Whether used in DDA (Passthrough) or vGPU, Tesla GPUs require a license depending on the use case and required functionality. With Graphical sessions, the licensing is per concurrent user. With vComputeServer, the licensing is per GPU. Have a look here for license functionality: https://docs.nvidia.com/grid/latest/grid-licensing-user-guide/index.html

As you’re using Hyper-V, your options are limited to either allocating 1 V100 to 1 VM and having a total of 4 active VMs with 1 user on each. Multiple V100s to a single VM, or, you can use a VM with the RDSH role installed and a V100 attached and provide multi-user access like that to achieve greater density. Changing the Hypervisor will give you vGPU functionality.

How many VMs do you have that require GPU access?



Thank you so much for the reply. For now we are using 3 VMs, but I guess it won’t be long to all 4 have their respective assigned GPU.

In the link you provided

Table 2. NVIDIA vGPU Software License Enforcement by Deployment Type

Microsoft DDA for workstation or professional 3D graphics Quadro vDWS Software
Microsoft DDA for compute-intensive virtual servers vComputeServer Software See Note (4).
Microsoft DDA for PC-level applications GRID Virtual Applications EULA only

but in this document https://images.nvidia.com/content/grid/pdf/Virtual-GPU-Packaging-and-Licensing-Guide.pdf (updated since yesterday with Red Hat KVM :) )

There is this section.
I am using… I need this license…

Hyper-V (DDA) Quadro vDWS

Previously in the same document VGPU software editions and entitlement also show Quadro vDWS as a more complete solution, am I right? Anyway, no one considered any licensing, so I guess users will have to use Hyper-V with DDA and none of the vDWS or vComputerServer.
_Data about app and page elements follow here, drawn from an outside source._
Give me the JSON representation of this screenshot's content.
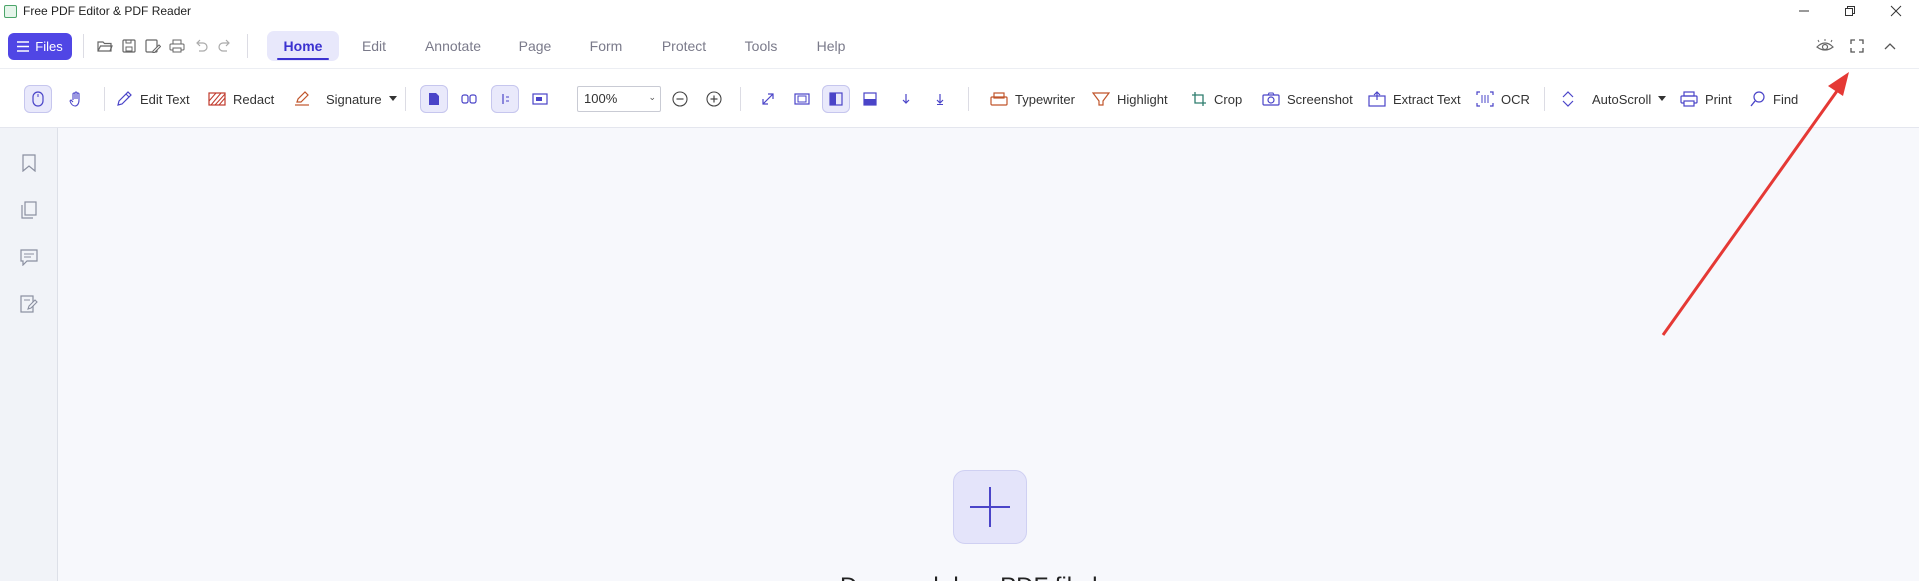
{
  "window": {
    "title": "Free PDF Editor & PDF Reader"
  },
  "menubar": {
    "files_label": "Files",
    "tabs": [
      {
        "label": "Home",
        "active": true
      },
      {
        "label": "Edit"
      },
      {
        "label": "Annotate"
      },
      {
        "label": "Page"
      },
      {
        "label": "Form"
      },
      {
        "label": "Protect"
      },
      {
        "label": "Tools"
      },
      {
        "label": "Help"
      }
    ]
  },
  "toolbar": {
    "edit_text": "Edit Text",
    "redact": "Redact",
    "signature": "Signature",
    "zoom_value": "100%",
    "typewriter": "Typewriter",
    "highlight": "Highlight",
    "crop": "Crop",
    "screenshot": "Screenshot",
    "extract_text": "Extract Text",
    "ocr": "OCR",
    "autoscroll": "AutoScroll",
    "print": "Print",
    "find": "Find"
  },
  "main": {
    "open_text": "Drag and drop PDF file here"
  },
  "colors": {
    "accent": "#5046e5",
    "annotation_arrow": "#e53935"
  }
}
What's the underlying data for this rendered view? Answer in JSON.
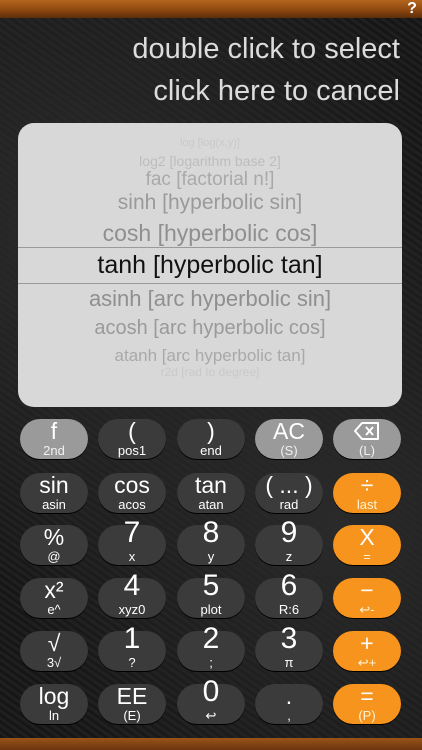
{
  "help_label": "?",
  "hint": {
    "line1": "double click to select",
    "line2": "click here to cancel"
  },
  "picker": {
    "items": [
      {
        "text": "log  [log(x,y)]"
      },
      {
        "text": "log2  [logarithm base 2]"
      },
      {
        "text": "fac  [factorial n!]"
      },
      {
        "text": "sinh  [hyperbolic sin]"
      },
      {
        "text": "cosh  [hyperbolic cos]"
      },
      {
        "text": "tanh  [hyperbolic tan]"
      },
      {
        "text": "asinh  [arc hyperbolic sin]"
      },
      {
        "text": "acosh  [arc hyperbolic cos]"
      },
      {
        "text": "atanh  [arc hyperbolic tan]"
      },
      {
        "text": "r2d  [rad to degree]"
      }
    ],
    "selected_index": 5
  },
  "keys": [
    {
      "main": "f",
      "sub": "2nd",
      "style": "gray"
    },
    {
      "main": "(",
      "sub": "pos1",
      "style": "dark"
    },
    {
      "main": ")",
      "sub": "end",
      "style": "dark"
    },
    {
      "main": "AC",
      "sub": "(S)",
      "style": "gray"
    },
    {
      "main": "",
      "sub": "(L)",
      "style": "gray",
      "icon": "backspace-icon"
    },
    {
      "main": "sin",
      "sub": "asin",
      "style": "dark"
    },
    {
      "main": "cos",
      "sub": "acos",
      "style": "dark"
    },
    {
      "main": "tan",
      "sub": "atan",
      "style": "dark"
    },
    {
      "main": "( ... )",
      "sub": "rad",
      "style": "dark"
    },
    {
      "main": "÷",
      "sub": "last",
      "style": "orange"
    },
    {
      "main": "%",
      "sub": "@",
      "style": "dark"
    },
    {
      "main": "7",
      "sub": "x",
      "style": "dark"
    },
    {
      "main": "8",
      "sub": "y",
      "style": "dark"
    },
    {
      "main": "9",
      "sub": "z",
      "style": "dark"
    },
    {
      "main": "X",
      "sub": "=",
      "style": "orange"
    },
    {
      "main": "x²",
      "sub": "e^",
      "style": "dark"
    },
    {
      "main": "4",
      "sub": "xyz0",
      "style": "dark"
    },
    {
      "main": "5",
      "sub": "plot",
      "style": "dark"
    },
    {
      "main": "6",
      "sub": "R:6",
      "style": "dark"
    },
    {
      "main": "−",
      "sub": "↩-",
      "style": "orange"
    },
    {
      "main": "√",
      "sub": "3√",
      "style": "dark"
    },
    {
      "main": "1",
      "sub": "?",
      "style": "dark"
    },
    {
      "main": "2",
      "sub": ";",
      "style": "dark"
    },
    {
      "main": "3",
      "sub": "π",
      "style": "dark"
    },
    {
      "main": "+",
      "sub": "↩+",
      "style": "orange"
    },
    {
      "main": "log",
      "sub": "ln",
      "style": "dark"
    },
    {
      "main": "EE",
      "sub": "(E)",
      "style": "dark"
    },
    {
      "main": "0",
      "sub": "↩",
      "style": "dark"
    },
    {
      "main": ".",
      "sub": ",",
      "style": "dark"
    },
    {
      "main": "=",
      "sub": "(P)",
      "style": "orange"
    }
  ]
}
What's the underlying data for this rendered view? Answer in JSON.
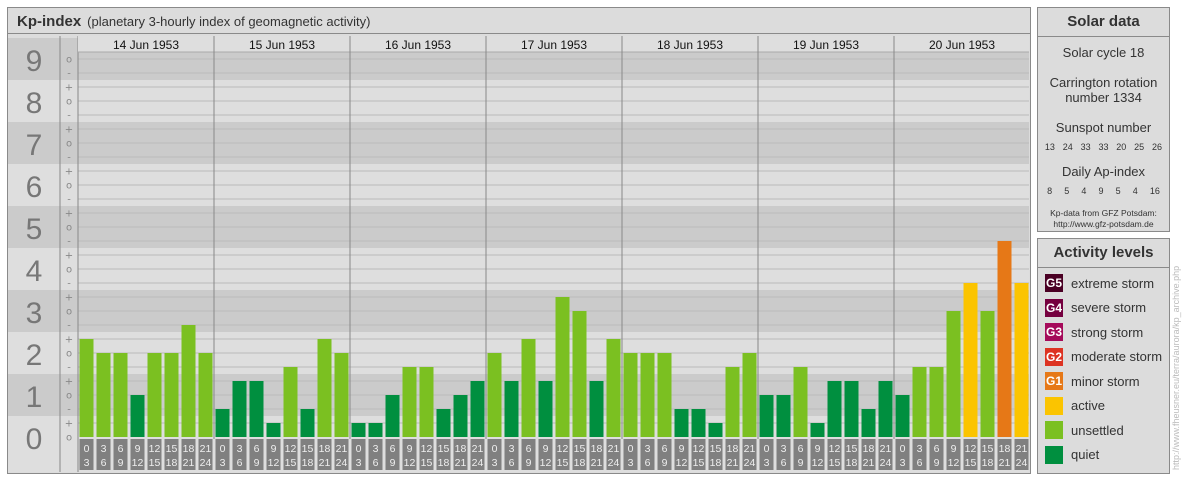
{
  "title": {
    "main": "Kp-index",
    "subtitle": "(planetary 3-hourly index of geomagnetic activity)"
  },
  "chart_data": {
    "type": "bar",
    "title": "Kp-index",
    "ylabel": "Kp",
    "ylim": [
      0,
      9
    ],
    "y_ticks": [
      "0",
      "1",
      "2",
      "3",
      "4",
      "5",
      "6",
      "7",
      "8",
      "9"
    ],
    "minor_tick_labels": [
      "-",
      "o",
      "+"
    ],
    "days": [
      "14 Jun 1953",
      "15 Jun 1953",
      "16 Jun 1953",
      "17 Jun 1953",
      "18 Jun 1953",
      "19 Jun 1953",
      "20 Jun 1953"
    ],
    "intervals": [
      [
        "0",
        "3"
      ],
      [
        "3",
        "6"
      ],
      [
        "6",
        "9"
      ],
      [
        "9",
        "12"
      ],
      [
        "12",
        "15"
      ],
      [
        "15",
        "18"
      ],
      [
        "18",
        "21"
      ],
      [
        "21",
        "24"
      ]
    ],
    "kp": [
      [
        "2+",
        "2o",
        "2o",
        "1o",
        "2o",
        "2o",
        "3-",
        "2o"
      ],
      [
        "1-",
        "1+",
        "1+",
        "0+",
        "2-",
        "1-",
        "2+",
        "2o"
      ],
      [
        "0+",
        "0+",
        "1o",
        "2-",
        "2-",
        "1-",
        "1o",
        "1+"
      ],
      [
        "2o",
        "1+",
        "2+",
        "1+",
        "3+",
        "3o",
        "1+",
        "2+"
      ],
      [
        "2o",
        "2o",
        "2o",
        "1-",
        "1-",
        "0+",
        "2-",
        "2o"
      ],
      [
        "1o",
        "1o",
        "2-",
        "0+",
        "1+",
        "1+",
        "1-",
        "1+"
      ],
      [
        "1o",
        "2-",
        "2-",
        "3o",
        "4-",
        "3o",
        "5-",
        "4-"
      ]
    ]
  },
  "solar": {
    "heading": "Solar data",
    "cycle": "Solar cycle 18",
    "carrington1": "Carrington rotation",
    "carrington2": "number 1334",
    "sunspot_label": "Sunspot number",
    "sunspot": [
      "13",
      "24",
      "33",
      "33",
      "20",
      "25",
      "26"
    ],
    "ap_label": "Daily Ap-index",
    "ap": [
      "8",
      "5",
      "4",
      "9",
      "5",
      "4",
      "16"
    ],
    "credit1": "Kp-data from GFZ Potsdam:",
    "credit2": "http://www.gfz-potsdam.de"
  },
  "levels": {
    "heading": "Activity levels",
    "items": [
      {
        "badge": "G5",
        "label": "extreme storm",
        "color": "#4a0024"
      },
      {
        "badge": "G4",
        "label": "severe storm",
        "color": "#75003f"
      },
      {
        "badge": "G3",
        "label": "strong storm",
        "color": "#a50a5a"
      },
      {
        "badge": "G2",
        "label": "moderate storm",
        "color": "#dd3322"
      },
      {
        "badge": "G1",
        "label": "minor storm",
        "color": "#e67817"
      },
      {
        "badge": "",
        "label": "active",
        "color": "#fbc400"
      },
      {
        "badge": "",
        "label": "unsettled",
        "color": "#7bc021"
      },
      {
        "badge": "",
        "label": "quiet",
        "color": "#008f3f"
      }
    ]
  },
  "watermark": "http://www.fheusner.eu/terra/aurora/kp_archive.php"
}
GRID Virtual Applications seems the only one to be available for free.
If I got it right anyway…


Yes, QvDWS is the premium level license. This license covers everything the GPUs are capable of delivering, from performance to features and functionality. There is no higher level license.

DDA / Passthrough will still require a license. Have a look at the table on Page 12 of your link above for guidance on specific use cases. You can either use vApps or QvDWS depending on your requirements. QvDWS will allow CUDA workloads and Quadro features, whereas vApps is for RDSH and more basic applications.

Most expensive scenario, assuming 1 VM per GPU, you’ll need 4 QvDWS licenses, but we’re not talking about a lot of money in the big scheme of things. That said, in your post above you mention the workloads will be run at a University, therefore I assume you work in EDU, if that’s true, then you could be entitled to an EDU discount for any licenses, so check with your license provider before purchasing :-)



Thanks again. yes I read about education licences.
The weird thing is that I have already at 2 people working with 2 linux VMs using the assigned GPU, and everything seems to be working fine. No one told me otherwise. I guess they might be using some other toolboxes/driver/open source software that doesn’t require any of these softwares?
Probably I can only get some more information during next week, as some of them are still on “vacations”.
Thanks and regards.